_Task prompt:_
Only the lines holding "screenshot" are wanted. Copy every one from the records below.

Element data from apps and pages

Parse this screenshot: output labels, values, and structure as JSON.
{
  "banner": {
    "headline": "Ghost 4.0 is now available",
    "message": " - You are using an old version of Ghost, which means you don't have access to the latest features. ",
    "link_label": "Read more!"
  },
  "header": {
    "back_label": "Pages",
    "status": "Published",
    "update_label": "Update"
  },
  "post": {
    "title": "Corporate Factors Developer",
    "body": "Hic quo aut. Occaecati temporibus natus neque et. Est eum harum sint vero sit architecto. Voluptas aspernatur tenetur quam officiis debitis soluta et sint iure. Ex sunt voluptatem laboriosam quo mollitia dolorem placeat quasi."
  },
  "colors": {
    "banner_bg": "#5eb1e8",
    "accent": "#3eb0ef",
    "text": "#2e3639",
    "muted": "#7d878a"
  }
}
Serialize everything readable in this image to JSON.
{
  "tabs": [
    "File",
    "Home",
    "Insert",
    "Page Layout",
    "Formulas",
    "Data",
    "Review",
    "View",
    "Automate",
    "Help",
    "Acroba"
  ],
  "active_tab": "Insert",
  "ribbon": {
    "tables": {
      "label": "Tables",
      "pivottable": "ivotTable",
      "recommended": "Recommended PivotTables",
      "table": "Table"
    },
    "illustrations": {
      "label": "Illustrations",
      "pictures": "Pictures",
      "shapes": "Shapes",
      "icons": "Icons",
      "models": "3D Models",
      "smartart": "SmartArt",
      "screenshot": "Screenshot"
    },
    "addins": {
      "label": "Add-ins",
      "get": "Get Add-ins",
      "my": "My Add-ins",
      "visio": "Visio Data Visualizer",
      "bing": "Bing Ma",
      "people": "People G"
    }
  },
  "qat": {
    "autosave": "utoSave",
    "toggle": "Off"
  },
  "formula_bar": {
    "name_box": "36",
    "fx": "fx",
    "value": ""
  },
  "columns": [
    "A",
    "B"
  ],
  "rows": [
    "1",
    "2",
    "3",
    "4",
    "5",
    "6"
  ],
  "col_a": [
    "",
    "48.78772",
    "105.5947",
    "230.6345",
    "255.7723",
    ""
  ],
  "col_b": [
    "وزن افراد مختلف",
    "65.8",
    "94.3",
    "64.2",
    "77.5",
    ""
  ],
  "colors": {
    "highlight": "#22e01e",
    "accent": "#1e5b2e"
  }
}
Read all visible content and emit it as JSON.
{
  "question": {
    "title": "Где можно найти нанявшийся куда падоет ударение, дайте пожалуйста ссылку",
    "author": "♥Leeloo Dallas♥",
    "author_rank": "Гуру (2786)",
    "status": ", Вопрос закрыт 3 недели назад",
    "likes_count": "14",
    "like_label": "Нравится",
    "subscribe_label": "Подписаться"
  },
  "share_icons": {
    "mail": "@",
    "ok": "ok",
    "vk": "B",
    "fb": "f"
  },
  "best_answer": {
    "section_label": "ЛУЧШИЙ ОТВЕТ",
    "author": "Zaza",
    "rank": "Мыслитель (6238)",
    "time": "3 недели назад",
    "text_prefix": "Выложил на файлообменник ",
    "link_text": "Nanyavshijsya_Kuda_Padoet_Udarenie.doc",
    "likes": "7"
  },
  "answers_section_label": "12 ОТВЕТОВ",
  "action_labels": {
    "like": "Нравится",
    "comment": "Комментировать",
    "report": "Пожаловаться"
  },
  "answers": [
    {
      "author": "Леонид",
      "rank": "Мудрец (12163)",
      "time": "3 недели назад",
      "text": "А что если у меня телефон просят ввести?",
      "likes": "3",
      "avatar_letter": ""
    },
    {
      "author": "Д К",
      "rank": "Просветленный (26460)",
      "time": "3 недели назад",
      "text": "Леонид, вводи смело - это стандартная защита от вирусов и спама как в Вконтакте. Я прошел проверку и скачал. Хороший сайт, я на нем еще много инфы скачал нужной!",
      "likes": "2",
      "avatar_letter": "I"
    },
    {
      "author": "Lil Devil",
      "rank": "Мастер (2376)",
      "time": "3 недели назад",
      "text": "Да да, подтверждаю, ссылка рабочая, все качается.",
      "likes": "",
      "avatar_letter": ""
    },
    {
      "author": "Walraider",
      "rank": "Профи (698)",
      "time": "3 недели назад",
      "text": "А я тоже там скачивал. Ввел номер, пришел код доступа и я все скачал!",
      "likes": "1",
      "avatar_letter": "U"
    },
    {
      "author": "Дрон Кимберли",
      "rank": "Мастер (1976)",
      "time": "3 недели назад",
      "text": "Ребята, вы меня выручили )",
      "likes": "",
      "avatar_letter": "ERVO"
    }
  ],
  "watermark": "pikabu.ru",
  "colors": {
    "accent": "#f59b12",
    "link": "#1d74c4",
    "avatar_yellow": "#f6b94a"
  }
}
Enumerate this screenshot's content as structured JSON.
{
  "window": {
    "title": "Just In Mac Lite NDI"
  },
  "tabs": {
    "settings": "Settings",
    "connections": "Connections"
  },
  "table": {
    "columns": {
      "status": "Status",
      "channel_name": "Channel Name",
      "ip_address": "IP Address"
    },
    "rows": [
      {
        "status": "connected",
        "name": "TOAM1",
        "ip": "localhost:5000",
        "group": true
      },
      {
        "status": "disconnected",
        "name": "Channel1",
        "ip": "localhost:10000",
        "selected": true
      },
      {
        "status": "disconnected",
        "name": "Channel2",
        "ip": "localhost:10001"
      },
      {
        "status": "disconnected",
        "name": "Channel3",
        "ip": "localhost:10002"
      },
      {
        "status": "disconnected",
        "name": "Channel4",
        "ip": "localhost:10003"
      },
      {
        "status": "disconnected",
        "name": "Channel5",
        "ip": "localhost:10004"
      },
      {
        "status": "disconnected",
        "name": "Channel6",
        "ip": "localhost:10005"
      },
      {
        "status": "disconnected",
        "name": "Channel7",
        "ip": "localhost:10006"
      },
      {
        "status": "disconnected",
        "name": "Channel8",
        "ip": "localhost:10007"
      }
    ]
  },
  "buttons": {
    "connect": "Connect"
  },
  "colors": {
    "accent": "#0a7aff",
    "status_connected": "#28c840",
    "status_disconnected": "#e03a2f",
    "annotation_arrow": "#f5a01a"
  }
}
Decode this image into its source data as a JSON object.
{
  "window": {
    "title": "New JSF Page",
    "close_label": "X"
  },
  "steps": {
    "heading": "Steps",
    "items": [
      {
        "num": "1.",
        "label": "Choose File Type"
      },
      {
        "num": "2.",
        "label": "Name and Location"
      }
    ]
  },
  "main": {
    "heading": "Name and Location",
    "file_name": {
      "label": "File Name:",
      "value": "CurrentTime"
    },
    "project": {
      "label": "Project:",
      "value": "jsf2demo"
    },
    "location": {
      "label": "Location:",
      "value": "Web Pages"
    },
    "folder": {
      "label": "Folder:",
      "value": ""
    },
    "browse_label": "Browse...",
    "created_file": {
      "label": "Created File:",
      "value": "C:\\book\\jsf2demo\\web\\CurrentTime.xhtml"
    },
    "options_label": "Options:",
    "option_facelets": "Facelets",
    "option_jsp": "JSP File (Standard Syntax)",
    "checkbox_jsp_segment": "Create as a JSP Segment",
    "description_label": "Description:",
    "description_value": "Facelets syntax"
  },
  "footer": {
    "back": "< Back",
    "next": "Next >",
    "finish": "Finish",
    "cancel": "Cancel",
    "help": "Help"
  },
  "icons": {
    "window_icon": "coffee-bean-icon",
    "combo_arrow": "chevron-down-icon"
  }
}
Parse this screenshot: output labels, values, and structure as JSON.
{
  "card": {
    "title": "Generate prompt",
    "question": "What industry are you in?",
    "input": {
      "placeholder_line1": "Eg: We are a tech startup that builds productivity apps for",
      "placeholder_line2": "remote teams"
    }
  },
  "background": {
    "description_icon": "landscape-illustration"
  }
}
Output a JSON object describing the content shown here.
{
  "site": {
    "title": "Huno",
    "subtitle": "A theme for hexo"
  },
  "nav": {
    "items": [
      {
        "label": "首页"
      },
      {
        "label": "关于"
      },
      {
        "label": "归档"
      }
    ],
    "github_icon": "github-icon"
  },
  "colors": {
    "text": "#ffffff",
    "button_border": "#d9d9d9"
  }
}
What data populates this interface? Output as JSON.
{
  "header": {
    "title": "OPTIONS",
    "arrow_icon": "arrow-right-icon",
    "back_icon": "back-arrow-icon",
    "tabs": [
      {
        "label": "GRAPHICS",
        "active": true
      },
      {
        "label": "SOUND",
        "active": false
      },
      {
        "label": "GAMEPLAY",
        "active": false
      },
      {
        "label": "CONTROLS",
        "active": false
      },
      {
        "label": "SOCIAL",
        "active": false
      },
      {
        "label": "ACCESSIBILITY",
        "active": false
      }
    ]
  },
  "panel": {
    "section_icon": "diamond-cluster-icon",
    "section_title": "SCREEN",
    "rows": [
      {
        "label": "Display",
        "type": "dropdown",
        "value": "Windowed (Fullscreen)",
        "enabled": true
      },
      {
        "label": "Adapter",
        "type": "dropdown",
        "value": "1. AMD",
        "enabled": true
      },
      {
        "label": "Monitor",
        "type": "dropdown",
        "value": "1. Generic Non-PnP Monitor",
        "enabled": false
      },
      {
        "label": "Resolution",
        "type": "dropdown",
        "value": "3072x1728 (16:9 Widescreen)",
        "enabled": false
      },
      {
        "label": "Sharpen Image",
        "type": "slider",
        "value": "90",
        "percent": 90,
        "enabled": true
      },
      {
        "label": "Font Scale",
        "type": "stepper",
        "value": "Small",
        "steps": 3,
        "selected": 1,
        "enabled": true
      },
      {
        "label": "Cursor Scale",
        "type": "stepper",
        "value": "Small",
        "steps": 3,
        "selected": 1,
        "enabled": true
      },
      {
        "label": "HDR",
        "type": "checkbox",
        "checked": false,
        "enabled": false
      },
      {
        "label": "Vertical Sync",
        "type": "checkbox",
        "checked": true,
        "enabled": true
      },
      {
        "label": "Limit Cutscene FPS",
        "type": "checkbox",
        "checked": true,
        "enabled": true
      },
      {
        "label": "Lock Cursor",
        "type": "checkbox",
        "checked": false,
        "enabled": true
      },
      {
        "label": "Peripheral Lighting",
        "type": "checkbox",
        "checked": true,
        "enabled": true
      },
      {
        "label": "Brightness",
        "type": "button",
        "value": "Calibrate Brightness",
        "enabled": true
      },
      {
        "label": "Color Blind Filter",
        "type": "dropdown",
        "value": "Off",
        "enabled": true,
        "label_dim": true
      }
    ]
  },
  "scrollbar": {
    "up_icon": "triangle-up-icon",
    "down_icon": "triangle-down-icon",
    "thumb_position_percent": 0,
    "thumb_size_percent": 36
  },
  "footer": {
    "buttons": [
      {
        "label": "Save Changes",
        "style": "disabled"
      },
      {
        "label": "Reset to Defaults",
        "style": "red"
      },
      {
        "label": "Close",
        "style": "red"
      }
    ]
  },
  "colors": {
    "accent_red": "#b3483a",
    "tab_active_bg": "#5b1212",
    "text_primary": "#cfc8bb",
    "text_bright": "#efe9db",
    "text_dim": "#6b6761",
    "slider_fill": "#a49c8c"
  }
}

_Result for this task:_
Parse this screenshot: output labels, values, and structure as JSON.
      "screenshot": "Screenshot"
Enumerate this screenshot's content as structured JSON.
Parse this screenshot: output labels, values, and structure as JSON.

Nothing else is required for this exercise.